**Interface dataset entries:**

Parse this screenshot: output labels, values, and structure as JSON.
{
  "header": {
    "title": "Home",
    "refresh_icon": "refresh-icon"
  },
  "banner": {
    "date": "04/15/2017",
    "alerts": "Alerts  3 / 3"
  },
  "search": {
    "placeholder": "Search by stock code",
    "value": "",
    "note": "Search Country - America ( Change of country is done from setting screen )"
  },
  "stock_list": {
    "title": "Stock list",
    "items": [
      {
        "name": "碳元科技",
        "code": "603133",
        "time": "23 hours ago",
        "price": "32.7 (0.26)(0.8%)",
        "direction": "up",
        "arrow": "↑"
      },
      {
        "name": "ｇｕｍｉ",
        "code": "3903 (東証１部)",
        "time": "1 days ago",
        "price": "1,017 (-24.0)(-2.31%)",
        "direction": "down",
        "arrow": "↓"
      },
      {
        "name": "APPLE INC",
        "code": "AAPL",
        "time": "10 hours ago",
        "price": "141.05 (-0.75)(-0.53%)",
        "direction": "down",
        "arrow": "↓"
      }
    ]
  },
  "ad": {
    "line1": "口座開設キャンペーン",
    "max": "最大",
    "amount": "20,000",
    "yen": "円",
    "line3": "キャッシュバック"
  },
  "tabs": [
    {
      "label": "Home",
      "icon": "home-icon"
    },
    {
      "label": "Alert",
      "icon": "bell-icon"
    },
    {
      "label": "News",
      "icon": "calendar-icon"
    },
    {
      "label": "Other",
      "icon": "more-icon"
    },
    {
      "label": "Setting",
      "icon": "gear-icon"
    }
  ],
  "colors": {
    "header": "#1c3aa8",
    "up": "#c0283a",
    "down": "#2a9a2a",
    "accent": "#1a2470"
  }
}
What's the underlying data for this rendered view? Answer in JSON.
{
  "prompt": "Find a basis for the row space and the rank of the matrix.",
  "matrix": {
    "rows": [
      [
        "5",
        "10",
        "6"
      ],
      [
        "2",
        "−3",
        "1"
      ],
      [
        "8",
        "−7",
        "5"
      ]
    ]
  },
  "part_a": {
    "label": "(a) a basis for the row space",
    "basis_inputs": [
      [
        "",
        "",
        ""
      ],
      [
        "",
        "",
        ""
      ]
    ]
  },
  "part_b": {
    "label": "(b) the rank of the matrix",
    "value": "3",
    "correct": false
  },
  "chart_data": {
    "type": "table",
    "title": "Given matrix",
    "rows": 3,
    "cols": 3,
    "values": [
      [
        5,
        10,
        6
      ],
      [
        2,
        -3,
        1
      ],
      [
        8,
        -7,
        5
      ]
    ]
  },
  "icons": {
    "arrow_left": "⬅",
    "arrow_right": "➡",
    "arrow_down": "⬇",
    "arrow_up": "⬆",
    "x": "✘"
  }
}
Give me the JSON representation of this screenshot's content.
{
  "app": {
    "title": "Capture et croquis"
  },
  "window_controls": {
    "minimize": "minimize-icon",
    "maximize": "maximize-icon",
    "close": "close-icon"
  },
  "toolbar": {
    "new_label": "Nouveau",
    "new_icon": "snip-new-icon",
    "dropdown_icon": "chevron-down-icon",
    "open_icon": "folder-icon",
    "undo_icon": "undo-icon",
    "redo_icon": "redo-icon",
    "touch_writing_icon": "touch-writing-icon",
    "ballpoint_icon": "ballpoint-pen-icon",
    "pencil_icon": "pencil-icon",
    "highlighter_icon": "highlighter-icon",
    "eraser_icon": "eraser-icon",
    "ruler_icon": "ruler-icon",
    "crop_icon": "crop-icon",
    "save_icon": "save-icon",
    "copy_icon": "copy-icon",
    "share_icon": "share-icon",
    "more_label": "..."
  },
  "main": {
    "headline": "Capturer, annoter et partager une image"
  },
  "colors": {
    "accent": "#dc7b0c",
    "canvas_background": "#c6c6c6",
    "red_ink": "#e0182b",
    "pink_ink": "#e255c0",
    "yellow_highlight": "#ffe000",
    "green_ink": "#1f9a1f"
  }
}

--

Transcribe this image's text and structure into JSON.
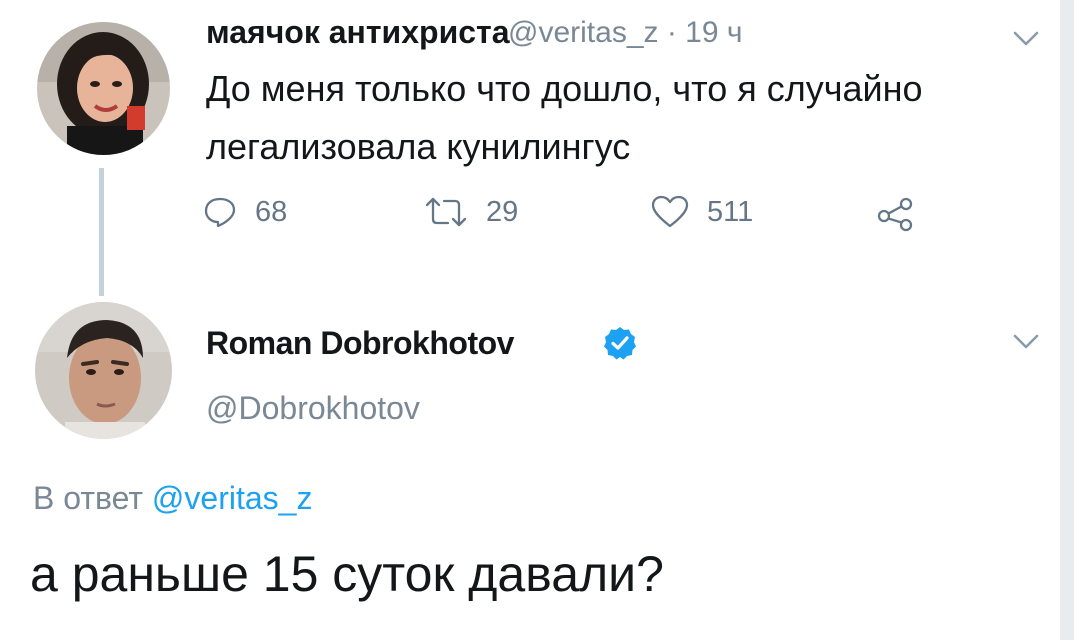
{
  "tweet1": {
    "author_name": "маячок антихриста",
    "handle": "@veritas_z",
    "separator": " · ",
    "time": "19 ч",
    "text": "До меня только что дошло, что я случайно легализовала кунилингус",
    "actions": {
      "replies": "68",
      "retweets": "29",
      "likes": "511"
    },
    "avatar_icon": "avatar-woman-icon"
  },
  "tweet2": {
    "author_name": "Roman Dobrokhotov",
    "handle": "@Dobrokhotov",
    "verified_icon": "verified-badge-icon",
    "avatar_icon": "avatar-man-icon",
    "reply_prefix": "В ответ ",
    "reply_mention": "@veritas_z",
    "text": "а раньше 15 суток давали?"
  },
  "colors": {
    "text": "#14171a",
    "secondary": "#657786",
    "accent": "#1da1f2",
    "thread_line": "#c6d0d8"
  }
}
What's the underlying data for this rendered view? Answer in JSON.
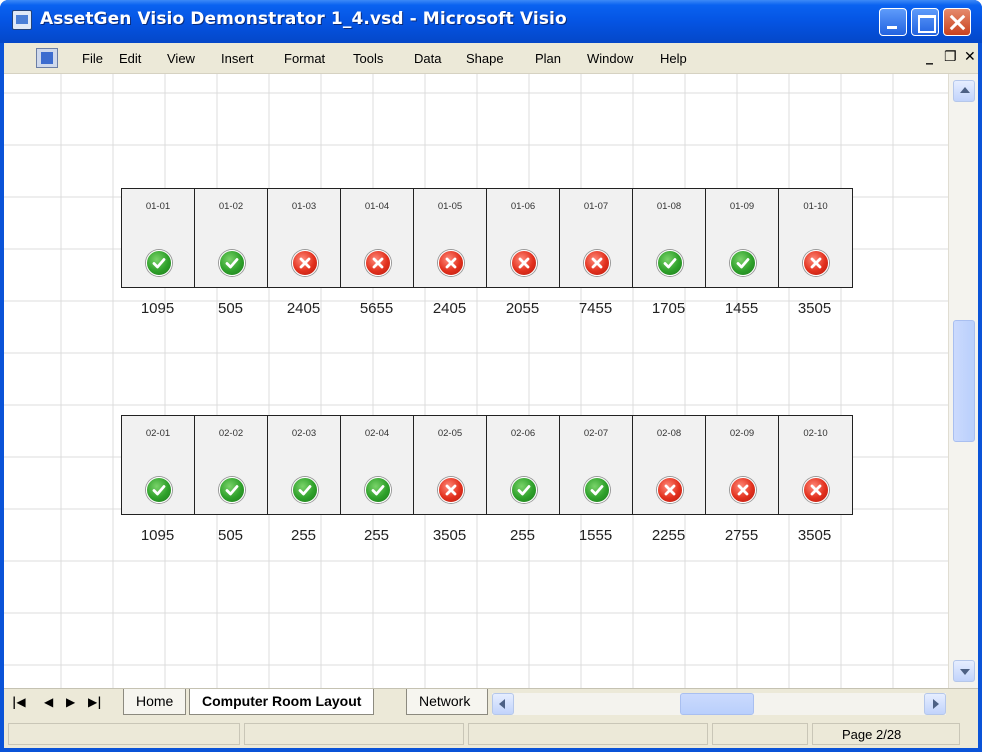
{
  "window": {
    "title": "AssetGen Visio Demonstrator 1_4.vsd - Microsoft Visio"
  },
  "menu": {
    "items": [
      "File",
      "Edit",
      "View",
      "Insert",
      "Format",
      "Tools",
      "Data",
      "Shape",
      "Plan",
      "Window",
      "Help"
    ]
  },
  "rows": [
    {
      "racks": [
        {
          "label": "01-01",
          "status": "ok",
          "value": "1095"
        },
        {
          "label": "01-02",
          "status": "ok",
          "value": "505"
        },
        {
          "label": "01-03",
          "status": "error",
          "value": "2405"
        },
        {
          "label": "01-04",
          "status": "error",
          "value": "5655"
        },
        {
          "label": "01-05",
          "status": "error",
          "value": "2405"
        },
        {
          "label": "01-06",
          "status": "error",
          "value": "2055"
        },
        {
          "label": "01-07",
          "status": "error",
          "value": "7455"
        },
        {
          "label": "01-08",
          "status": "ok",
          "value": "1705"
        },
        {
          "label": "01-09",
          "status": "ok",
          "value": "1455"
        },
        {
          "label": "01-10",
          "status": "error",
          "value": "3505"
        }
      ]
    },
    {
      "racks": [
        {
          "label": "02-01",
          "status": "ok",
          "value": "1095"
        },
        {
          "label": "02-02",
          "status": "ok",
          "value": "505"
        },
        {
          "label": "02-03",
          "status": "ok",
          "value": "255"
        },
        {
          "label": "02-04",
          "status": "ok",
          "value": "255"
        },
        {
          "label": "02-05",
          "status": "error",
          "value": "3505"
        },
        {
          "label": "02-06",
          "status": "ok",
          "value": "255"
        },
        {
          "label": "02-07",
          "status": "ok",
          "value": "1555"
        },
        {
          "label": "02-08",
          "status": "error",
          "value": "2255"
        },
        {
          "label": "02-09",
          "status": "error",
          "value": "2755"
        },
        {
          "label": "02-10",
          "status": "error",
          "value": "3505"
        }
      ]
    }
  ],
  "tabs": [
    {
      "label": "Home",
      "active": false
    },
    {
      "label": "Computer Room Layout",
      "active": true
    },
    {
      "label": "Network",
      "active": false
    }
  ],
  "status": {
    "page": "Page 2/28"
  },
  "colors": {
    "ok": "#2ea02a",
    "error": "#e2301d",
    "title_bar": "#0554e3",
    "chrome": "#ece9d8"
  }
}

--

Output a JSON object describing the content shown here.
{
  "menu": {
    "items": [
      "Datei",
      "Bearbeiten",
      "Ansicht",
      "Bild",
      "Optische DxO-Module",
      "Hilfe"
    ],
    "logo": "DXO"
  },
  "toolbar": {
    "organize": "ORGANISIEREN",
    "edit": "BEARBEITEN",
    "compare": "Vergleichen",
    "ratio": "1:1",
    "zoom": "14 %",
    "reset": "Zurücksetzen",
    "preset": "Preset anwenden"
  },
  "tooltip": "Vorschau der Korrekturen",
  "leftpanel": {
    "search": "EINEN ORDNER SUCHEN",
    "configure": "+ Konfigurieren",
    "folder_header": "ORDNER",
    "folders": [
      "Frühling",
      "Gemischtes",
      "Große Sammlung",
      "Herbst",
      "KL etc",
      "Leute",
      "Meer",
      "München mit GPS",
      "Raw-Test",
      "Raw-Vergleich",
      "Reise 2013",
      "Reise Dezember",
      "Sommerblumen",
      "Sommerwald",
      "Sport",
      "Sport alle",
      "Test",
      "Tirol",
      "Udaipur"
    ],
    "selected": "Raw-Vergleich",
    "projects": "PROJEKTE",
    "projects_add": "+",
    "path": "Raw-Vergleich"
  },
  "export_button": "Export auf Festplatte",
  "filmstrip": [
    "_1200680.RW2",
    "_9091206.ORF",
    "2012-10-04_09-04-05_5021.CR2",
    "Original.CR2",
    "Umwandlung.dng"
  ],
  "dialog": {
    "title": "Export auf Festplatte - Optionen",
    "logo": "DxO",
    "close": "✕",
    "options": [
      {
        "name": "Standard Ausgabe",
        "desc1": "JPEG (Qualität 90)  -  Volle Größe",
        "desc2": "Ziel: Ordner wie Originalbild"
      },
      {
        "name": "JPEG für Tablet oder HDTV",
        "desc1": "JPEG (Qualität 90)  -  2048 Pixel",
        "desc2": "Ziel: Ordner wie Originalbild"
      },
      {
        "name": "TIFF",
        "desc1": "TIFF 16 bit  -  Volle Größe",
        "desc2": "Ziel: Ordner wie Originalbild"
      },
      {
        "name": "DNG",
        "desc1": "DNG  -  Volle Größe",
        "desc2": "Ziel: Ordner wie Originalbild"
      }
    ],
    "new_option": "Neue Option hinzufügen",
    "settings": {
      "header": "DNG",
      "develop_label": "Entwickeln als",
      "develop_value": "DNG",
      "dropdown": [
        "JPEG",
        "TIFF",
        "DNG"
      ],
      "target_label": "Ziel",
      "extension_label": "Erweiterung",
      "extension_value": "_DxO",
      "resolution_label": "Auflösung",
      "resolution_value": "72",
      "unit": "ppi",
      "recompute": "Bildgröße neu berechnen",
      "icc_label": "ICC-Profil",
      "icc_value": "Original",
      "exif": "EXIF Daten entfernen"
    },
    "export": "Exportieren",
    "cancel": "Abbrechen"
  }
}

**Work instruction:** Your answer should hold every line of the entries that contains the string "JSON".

**Response:**
Parse this screenshot: output labels, values, and structure as JSON.
What's the underlying data for this rendered view? Answer in JSON.
Give me the JSON representation of this screenshot's content.
Transcribe this image's text and structure into JSON.
What's the underlying data for this rendered view? Answer in JSON.
Output a JSON object describing the content shown here.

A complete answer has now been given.